We soon hit our first summit, with views still stunning all around.
Eventually we had to move on as we could see rain clouds coming in quick. The weather forcast predicted a possibility of a few small scattered showers so we wanted to try hit the summit beforehand. We gradually headed down the bealach before climbing upwards again. Our climb started of on a grassy section before it became rocky. The final ascent was over what looked like an intimidating cone but it really only involved a simple scramble to the summit of Sgorr Dhònuill.
We were literally 30/40 minutes from the summit when the rain started and clouds rolled in so not as great views from this top, but we have learned to ‘dance in the rain’ and embrace it.
We had a bite to eat in the rain and then from the summit of Sgorr Dhonuill we headed back down, doubling back on ourselves for a short distance .
Once back on the bealach we reached a path which would take us back down the hill. This route down was very boggy. We continued down and down through the wetness before eventually coming to some stone steps. We traversed the hillside passing through a felled area, which i’m guessing would once have been a very beautiful forest, before hitting the actual forest. This then descended more steeply before we reached a forest road.
We continued to walk and walk and walk all the time taking in the gorgeous views over Loch Leven and views to the Pap of Glencoe before eventually returning to Ballachulish.
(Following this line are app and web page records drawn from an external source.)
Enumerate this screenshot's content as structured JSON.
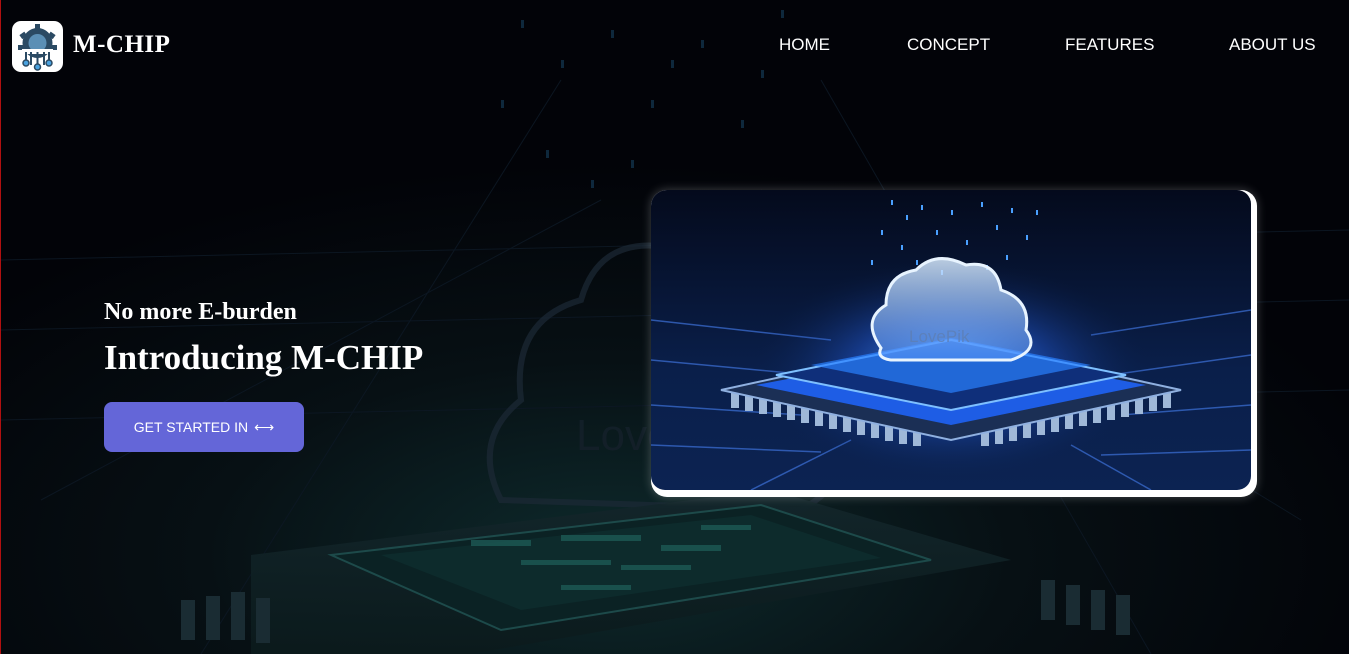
{
  "brand": {
    "name": "M-CHIP",
    "logo_icon": "chip-network-icon"
  },
  "nav": {
    "items": [
      {
        "label": "HOME"
      },
      {
        "label": "CONCEPT"
      },
      {
        "label": "FEATURES"
      },
      {
        "label": "ABOUT US"
      }
    ]
  },
  "hero": {
    "subtitle": "No more E-burden",
    "title": "Introducing M-CHIP",
    "cta_label": "GET STARTED IN",
    "cta_icon": "double-arrow-icon"
  },
  "hero_image": {
    "subject": "glowing cloud over processor chip",
    "watermark": "LovePik"
  },
  "colors": {
    "background": "#020308",
    "cta": "#6466d8",
    "glow": "#2a7bff"
  }
}
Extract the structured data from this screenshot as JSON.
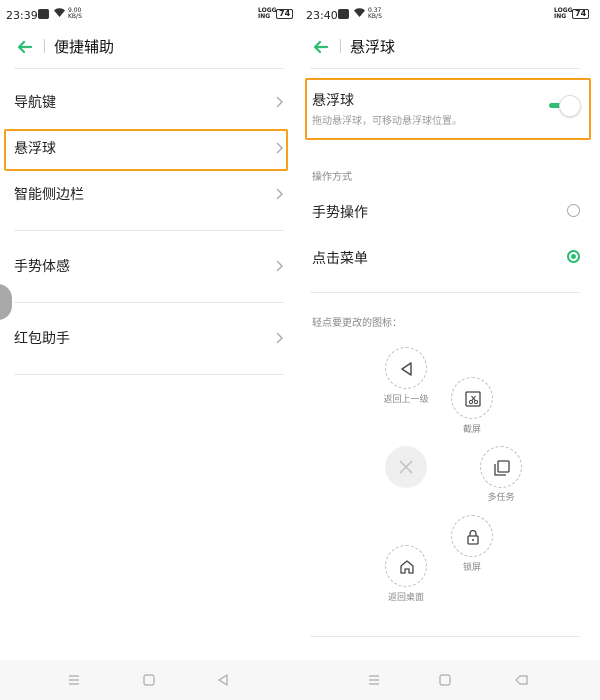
{
  "colors": {
    "accent": "#2ebd73",
    "highlight": "#f4a21e"
  },
  "left": {
    "status": {
      "time": "23:39",
      "speed_value": "9.00",
      "speed_unit": "KB/S",
      "logging_1": "LOGG",
      "logging_2": "ING",
      "battery": "74"
    },
    "header": {
      "back_icon": "back-arrow-icon",
      "title": "便捷辅助"
    },
    "items": [
      {
        "label": "导航键"
      },
      {
        "label": "悬浮球"
      },
      {
        "label": "智能侧边栏"
      },
      {
        "label": "手势体感"
      },
      {
        "label": "红包助手"
      }
    ],
    "nav": {
      "menu_icon": "menu-icon",
      "home_icon": "home-square-icon",
      "back_icon": "back-triangle-icon"
    }
  },
  "right": {
    "status": {
      "time": "23:40",
      "speed_value": "0.37",
      "speed_unit": "KB/S",
      "logging_1": "LOGG",
      "logging_2": "ING",
      "battery": "74"
    },
    "header": {
      "back_icon": "back-arrow-icon",
      "title": "悬浮球"
    },
    "floating_ball": {
      "title": "悬浮球",
      "subtitle": "拖动悬浮球，可移动悬浮球位置。",
      "enabled": true
    },
    "operation": {
      "section_label": "操作方式",
      "options": [
        {
          "label": "手势操作",
          "selected": false
        },
        {
          "label": "点击菜单",
          "selected": true
        }
      ]
    },
    "icons_section": {
      "label": "轻点要更改的图标：",
      "icons": [
        {
          "name": "back-triangle-icon",
          "caption": "返回上一级"
        },
        {
          "name": "screenshot-scissors-icon",
          "caption": "截屏"
        },
        {
          "name": "multitask-icon",
          "caption": "多任务"
        },
        {
          "name": "lock-icon",
          "caption": "锁屏"
        },
        {
          "name": "home-icon",
          "caption": "返回桌面"
        }
      ],
      "center_icon": "close-x-icon"
    },
    "nav": {
      "menu_icon": "menu-icon",
      "home_icon": "home-square-icon",
      "back_icon": "back-icon"
    }
  }
}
This had been such a beautiful hike from beginning to end and it had taken us just under 7 hours to complete, meaning we would be home earlier than expected.
Hope you enjoyed the video above 👆 of Beinn a’ Bheithir via Schoolhouse Ridge 💙⛰.